Marie Coreil was retired from a career in academia when she started volunteering as a tour guide and receptionist with Leach Botanical Garden (Portland, Ore.). After noticing that the botanical garden’s newsletter lacked style consistency and included many grammatical errors, Marie soon found a new career goal to become a professional editor. After a volunteering stint coupled with our Professional Sequence in Editing, Marie is now enjoying a second career as a freelance editor.
Volunteering can lead to a new career!
Volunteer Impact: Alexander Lipson
Starting out as a volunteer medical scribe, Alexander Lipson worked with a podiatrist and a chiropractor. As he racked up more hours, Alexander transitioned from a volunteer to an employee and began working with more specialists.
Meet Your New Co-Workers
Growing your professional network is another great side benefit to your volunteer gig. It doesn’t have to be super formal, either. There are Meetup groups specifically geared toward regional and interest-based people looking to meet other philanthropic-minded people.
Volunteer Impact: Sandeep Gandhi
“I had also been volunteering as a financial literacy instructor at Narika’s Self-Empowerment and Economic Development (SEED) Program, which is a local nonprofit organization, and realized I could add a lot more value to the participants if I had a broader knowledge of personal financial planning than just the investing piece.” — Sandeep Gandhi
With so many options available for volunteering, where do you start your search?
One terrific clearinghouse to find a volunteer gig in your desired field is the CNCS website Serve.Gov. You can search for volunteer opportunities in your locale and in specific categories such as tax help, graphic design or data analysis.
VolunteerMatch is a nonprofit that posts lots of unpaid positions, mostly specializing in web services.
United Way is a charitable behemoth, and it organizes a wide variety of volunteering opportunities on its website. There are career benefits to aligning yourself with such a large organization: The name recognition that United Way has in the philanthropic market is easily transferable across disciplines and regions.
Perhaps it’s a bit ironic that you have to do research and prepare yourself for a job that is not going to pay you money. Remember, however, that you’re angling for a later payoff (and doing good, now!). And even though you’ll be doing extra work with your income-producing job and your new volunteer side gig, know that you are making yourself more attractive to future employers.

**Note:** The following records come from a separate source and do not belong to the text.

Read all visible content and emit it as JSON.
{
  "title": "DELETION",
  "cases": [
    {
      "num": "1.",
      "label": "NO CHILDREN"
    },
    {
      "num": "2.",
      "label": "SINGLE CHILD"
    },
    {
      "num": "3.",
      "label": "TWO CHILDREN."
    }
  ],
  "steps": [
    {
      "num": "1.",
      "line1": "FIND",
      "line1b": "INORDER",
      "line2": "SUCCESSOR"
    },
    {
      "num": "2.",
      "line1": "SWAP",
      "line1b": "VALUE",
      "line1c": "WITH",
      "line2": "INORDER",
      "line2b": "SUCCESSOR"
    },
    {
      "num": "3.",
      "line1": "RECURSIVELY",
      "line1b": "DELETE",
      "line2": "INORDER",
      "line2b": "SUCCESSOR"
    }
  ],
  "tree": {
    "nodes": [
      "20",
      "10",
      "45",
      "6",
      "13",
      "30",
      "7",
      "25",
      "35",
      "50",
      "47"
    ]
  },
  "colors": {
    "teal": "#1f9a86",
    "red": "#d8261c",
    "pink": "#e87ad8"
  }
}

Volunteer Impact: Julie Hooper
“I got my position in clinical research at UCSF by volunteering for nine months before getting hired on.” — Julie Hooper